‘It is disappointing that some real estate agents do not appear to have taken the opportunity to understand the requirements for complying with the Spam Act,’ Mr Cheah said.
The ACMA has a tiered approach to compliance and enforcement. While education is the first step, stronger enforcement action will be used if compliance is not achieved.
‘Real estate agents should consider themselves to be on notice,’ Mr Cheah added. ‘Members of the industry need to understand that, even when they are dealing with potential buyers on a one-to-one basis, these interactions are commercial and they need to comply with spam and telemarketing laws.’
Commercial electronic messages must be sent with the recipient’s consent and include a statement that the recipient can use an electronic address, provided in the message, to send an unsubscribe request. During the course of this investigation, the ACMA identified messages sent by Elders Real Estate Wollongong that did not contain unsubscribe wording to this effect.
The ACMA has taken a wide range of enforcement action against non-compliant ‘spammers’ in the last twelve months, including recent action in the Federal Court which resulted in significant penalties being imposed on both individuals and companies.
Under the Spam Act, potential penalties of up to $1.1 million per day may be imposed by the Federal Court for repeat offenders
If people are receiving commercial electronic messages for which they have not provided consent, or have been unable to unsubscribe themselves from a mailing list, complaints can be made at www.spam.acma.gov.au or by calling the ACMA on 1300 855 180.
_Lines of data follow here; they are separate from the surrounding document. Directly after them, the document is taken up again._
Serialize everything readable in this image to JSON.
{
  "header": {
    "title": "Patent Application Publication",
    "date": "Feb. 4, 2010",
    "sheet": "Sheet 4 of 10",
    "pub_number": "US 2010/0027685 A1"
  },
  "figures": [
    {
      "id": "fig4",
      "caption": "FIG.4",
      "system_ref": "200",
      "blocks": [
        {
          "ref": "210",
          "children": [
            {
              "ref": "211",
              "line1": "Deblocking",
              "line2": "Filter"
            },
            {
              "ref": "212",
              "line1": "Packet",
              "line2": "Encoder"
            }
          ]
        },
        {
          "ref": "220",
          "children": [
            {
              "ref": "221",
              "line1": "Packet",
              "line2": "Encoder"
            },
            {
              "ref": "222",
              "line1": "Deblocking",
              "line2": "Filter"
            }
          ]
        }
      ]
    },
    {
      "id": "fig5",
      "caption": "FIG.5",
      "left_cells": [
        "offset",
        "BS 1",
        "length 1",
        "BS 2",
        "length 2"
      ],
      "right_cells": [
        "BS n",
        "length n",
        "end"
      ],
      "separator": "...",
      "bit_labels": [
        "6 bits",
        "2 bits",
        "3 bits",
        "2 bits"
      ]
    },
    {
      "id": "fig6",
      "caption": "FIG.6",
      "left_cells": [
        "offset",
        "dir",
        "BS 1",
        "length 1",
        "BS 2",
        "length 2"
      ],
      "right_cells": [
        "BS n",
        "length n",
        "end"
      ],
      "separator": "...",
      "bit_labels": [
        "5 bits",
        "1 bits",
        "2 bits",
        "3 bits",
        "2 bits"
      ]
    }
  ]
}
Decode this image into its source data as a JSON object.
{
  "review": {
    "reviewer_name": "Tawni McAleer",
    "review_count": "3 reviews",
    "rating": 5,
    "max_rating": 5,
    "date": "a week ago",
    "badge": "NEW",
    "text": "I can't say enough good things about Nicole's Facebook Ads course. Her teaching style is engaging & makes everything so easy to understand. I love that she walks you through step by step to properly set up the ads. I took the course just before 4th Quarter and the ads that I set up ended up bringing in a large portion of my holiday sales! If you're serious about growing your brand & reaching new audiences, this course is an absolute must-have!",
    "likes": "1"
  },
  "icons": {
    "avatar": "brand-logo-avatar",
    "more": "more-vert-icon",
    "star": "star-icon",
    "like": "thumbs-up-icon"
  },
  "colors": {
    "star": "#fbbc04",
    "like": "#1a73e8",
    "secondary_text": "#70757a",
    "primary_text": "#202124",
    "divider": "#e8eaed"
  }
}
Media contact: Donald Robertson, Media Manager, on (02) 9334 7980.
The Spam Act 2003 regulates unsolicited commercial electronic messages in Australia. Commercial electronic messages can be emails, SMS messages, MMS messages, instant messaging messages or any other similar messages.
The Act sets out that commercial electronic messages must have the following features:
- Consent – it must be sent with the recipient’s consent. They may give express consent, or consent may be inferred from their conduct and ‘existing business or other relationships’;
- Identify – it must contain clear and accurate information about the person or organisation that authorised the sending of the message; and
- Unsubscribe – it must contain a functional ‘unsubscribe’ facility to allow the recipient to opt out from receiving message from that source in the future.
The penalty provisions of the legislation came into force in 2004. At that time Australia was tenth in the ranking of spam-relaying countries for email spam, according to the Sophos list. For the 2008 calendar year, Australia had fallen to 32nd.
The Act provides a range of enforcement options and the ACMA determines an appropriate action on a case-by-case basis. Formal warnings are used by the ACMA to indicate concerns about alleged contraventions and allow for the business or individual to take compliance action to prevent any future contraventions.